Isla Rosser-Owen is the cultural producer at Wigtown Festival Company. With a hand in the Wigtown Book Festival, a literary tourism programme and the Scottish Book Festivals Network, Rosser-Owen reveals how Covid has hit events.
What have the main challenges been for book festivals in Scotland over the past year?
One of the main challenges has been having to navigate a constantly changing situation, in many cases without a compass. A number of festivals planned physical events and then had to postpone and redraft their plans, only to eventually cancel. Many book festivals went down the route of holding online events, so there were all sorts of challenges involved; learning new skills very quickly (and making a few mistakes!) and working out how to translate a festival’s unique selling point to a digital format... How can destination festivals like Wigtown still communicate that sense of place online?
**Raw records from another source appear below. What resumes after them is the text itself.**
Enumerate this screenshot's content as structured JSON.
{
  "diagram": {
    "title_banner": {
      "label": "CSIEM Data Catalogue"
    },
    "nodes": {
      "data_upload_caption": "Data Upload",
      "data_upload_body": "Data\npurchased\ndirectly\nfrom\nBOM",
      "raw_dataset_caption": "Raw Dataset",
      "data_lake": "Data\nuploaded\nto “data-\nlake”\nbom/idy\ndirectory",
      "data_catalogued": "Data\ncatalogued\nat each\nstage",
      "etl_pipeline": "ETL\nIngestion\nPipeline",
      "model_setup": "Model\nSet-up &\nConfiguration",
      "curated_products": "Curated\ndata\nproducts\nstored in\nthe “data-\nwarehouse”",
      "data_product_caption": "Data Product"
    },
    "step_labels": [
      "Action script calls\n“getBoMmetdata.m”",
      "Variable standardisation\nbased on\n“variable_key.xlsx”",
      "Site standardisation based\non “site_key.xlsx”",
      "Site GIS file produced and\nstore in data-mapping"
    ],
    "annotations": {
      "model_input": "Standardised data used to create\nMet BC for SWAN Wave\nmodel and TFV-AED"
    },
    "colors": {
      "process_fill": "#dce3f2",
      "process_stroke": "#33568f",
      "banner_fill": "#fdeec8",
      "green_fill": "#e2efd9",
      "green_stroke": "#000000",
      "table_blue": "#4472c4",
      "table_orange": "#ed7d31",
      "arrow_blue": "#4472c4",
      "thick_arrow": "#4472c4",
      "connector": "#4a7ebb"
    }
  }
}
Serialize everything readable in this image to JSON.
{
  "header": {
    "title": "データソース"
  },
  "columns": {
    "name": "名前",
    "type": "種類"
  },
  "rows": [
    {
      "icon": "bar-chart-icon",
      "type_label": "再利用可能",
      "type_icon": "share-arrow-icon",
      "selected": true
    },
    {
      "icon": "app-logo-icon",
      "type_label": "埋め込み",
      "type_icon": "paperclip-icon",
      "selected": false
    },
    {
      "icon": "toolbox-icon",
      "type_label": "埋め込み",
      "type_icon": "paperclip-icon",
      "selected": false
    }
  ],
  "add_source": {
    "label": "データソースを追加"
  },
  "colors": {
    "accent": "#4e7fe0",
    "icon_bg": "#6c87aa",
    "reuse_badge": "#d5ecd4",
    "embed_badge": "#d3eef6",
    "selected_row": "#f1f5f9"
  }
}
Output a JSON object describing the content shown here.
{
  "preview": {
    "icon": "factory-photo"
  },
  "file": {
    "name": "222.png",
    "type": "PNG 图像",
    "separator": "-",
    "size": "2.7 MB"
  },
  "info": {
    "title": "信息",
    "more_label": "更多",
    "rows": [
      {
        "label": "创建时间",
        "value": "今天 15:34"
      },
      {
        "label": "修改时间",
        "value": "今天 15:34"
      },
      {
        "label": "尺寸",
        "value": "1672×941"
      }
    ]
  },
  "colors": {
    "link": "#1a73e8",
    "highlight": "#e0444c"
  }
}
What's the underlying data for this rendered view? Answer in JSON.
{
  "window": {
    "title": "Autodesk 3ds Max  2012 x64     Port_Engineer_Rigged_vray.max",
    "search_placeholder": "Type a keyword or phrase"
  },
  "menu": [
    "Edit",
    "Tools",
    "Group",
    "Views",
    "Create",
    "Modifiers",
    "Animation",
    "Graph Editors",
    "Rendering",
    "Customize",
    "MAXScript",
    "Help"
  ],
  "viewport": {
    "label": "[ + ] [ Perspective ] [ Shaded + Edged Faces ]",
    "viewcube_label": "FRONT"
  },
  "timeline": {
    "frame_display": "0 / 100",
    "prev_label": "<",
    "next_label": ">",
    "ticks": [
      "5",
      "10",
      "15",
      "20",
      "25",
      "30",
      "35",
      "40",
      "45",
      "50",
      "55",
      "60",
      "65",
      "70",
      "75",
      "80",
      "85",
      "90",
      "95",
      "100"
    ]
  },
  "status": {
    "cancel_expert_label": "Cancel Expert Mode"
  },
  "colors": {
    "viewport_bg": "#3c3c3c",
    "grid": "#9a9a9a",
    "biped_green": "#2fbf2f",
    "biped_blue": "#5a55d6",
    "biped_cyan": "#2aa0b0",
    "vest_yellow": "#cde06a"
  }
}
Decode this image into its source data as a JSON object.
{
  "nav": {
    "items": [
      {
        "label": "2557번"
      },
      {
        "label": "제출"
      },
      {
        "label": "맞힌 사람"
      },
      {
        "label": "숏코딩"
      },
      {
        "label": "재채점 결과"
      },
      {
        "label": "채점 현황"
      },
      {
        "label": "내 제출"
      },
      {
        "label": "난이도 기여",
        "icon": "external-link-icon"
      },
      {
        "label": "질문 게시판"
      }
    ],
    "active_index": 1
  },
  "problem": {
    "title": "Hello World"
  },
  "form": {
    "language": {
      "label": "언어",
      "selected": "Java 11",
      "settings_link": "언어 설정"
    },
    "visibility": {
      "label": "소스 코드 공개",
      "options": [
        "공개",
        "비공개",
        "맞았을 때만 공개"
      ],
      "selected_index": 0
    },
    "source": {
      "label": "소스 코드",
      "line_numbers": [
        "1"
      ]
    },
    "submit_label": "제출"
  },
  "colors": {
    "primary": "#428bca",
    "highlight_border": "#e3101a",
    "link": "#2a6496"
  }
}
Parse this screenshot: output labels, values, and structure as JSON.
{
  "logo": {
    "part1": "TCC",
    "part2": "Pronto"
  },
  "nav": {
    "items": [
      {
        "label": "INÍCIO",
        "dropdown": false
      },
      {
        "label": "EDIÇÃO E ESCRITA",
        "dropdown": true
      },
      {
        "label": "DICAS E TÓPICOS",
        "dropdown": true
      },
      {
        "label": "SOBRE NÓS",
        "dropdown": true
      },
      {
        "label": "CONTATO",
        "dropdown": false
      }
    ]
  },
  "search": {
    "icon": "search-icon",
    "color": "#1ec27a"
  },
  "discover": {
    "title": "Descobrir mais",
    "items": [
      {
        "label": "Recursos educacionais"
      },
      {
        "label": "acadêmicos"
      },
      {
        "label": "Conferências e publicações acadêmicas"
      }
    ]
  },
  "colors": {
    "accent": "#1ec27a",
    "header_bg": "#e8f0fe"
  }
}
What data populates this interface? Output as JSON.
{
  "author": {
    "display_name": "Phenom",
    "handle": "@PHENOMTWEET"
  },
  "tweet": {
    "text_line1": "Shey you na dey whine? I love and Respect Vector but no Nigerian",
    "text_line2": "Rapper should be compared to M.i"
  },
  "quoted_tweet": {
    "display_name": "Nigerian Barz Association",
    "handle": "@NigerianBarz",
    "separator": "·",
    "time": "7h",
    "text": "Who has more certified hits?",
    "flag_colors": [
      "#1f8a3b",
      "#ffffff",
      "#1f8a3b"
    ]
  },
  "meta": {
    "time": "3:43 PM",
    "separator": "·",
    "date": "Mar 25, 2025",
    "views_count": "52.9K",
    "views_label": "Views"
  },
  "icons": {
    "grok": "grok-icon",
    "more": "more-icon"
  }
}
The elephant in the room is the loss of income from ticket sales and the difficulties involved in trying to monetise online events. Smaller and newer festivals in particular have concerns about how they can keep up momentum and continue to engage with their audiences while not necessarily being able to compete with the bigger players in a now very busy digital landscape. The transition to digital has in itself highlighted new challenges, from digital poverty to access requirements, as well as the issue of cannibalisation of events and questions over digital rights and fees. It’s been a steep learning curve. There are a lot of conversations to be had now to establish a new set of standards, which is something that the Scottish Book Festivals Network hopes to play a key part in.
Have any positives come out of the lockdown for book festivals in Scotland?
Our entire team has had to upskill very quickly, and I know that’s been the case for many others, so from a skills development point of view it has been a very interesting time. It’s also been an opportunity to form new partnerships and collaborations, including internationally, and to grow our audiences and reach out to authors who wouldn’t normally be able to make it to rural Wigtown. I think the pandemic has enabled our organisation to develop in unexpected but very positive ways. One of the main positives to come out of this period is that it has highlighted and increased awareness of a number of issues surrounding access. Feedback from online audiences who, for various reasons, would not normally attend a festival in real life has shown that digital events can increase acces- sibility and offer a more level playing field, and that’s a conversation we need to take forward even when returning to physical events.
Why has the Scottish Book Festivals Network been reconvened? What are its aims?
Creative Scotland had been looking at ways to support the Scottish litera- ture sector beyond being a source of funding, so reconvening the network was on the cards pre-pandemic. However, it took on a new urgency as book festivals started trying to adapt to the “new normal”, so Wigtown was approached towards the end of 2020 to reconvene and administer the network. Its main aim is to be a vehi- cle for providing knowledge sharing, networking, advocacy, collaborative working, as well as guidance on best practice across the spectrum of Scotland’s literary festivals.Creative Scotland also commissioned Lee Randall to look at ways the pandemic has impacted on Scottish book festivals. Exploring the Post-Pandemic Landscape of Scottish Literary Festivals, which can be found on the Creative Scotland website, raises a lot of important questions and these have informed and shaped the early discussions of the network. The network has just commissioned a report to advocate for the sector and to showcase the many beneficial impacts Scotland’s book festivals have on social, cultural, educational and economic levels.
What are Wigtown Book Festival’s plans for this year?
As we’re an autumn festival, it’s a little too early to say definitively. However, we are planning to run physical events, although our capac- ity is likely to be less because of social distancing, and of course they will be held in line with restrictions and government advice at the time. We’re looking into the possibility of running more outdoor events. We anticipate there will be a digital aspect to the festival, and our directors are considering options for live-streaming events from Wigtown, so essentially we’re planning for a hybrid model.
Do you think Covid-19 has changed how Scotland’s literary festivals will be run?
It definitely has. I would say that digital events are here to stay, certainly for the larger festivals who have been in a better position to fully embrace the opportunities this format can offer. How we can monetise them and create a sustainable model will be the next challenge. I also think the experiences over the last year have opened up conversations that are overdue, in particular to do with equality, diversity and inclusion, and I hope those will continue. This whole period has been one of reflection and reassessment. It will be interesting to see where that takes us next.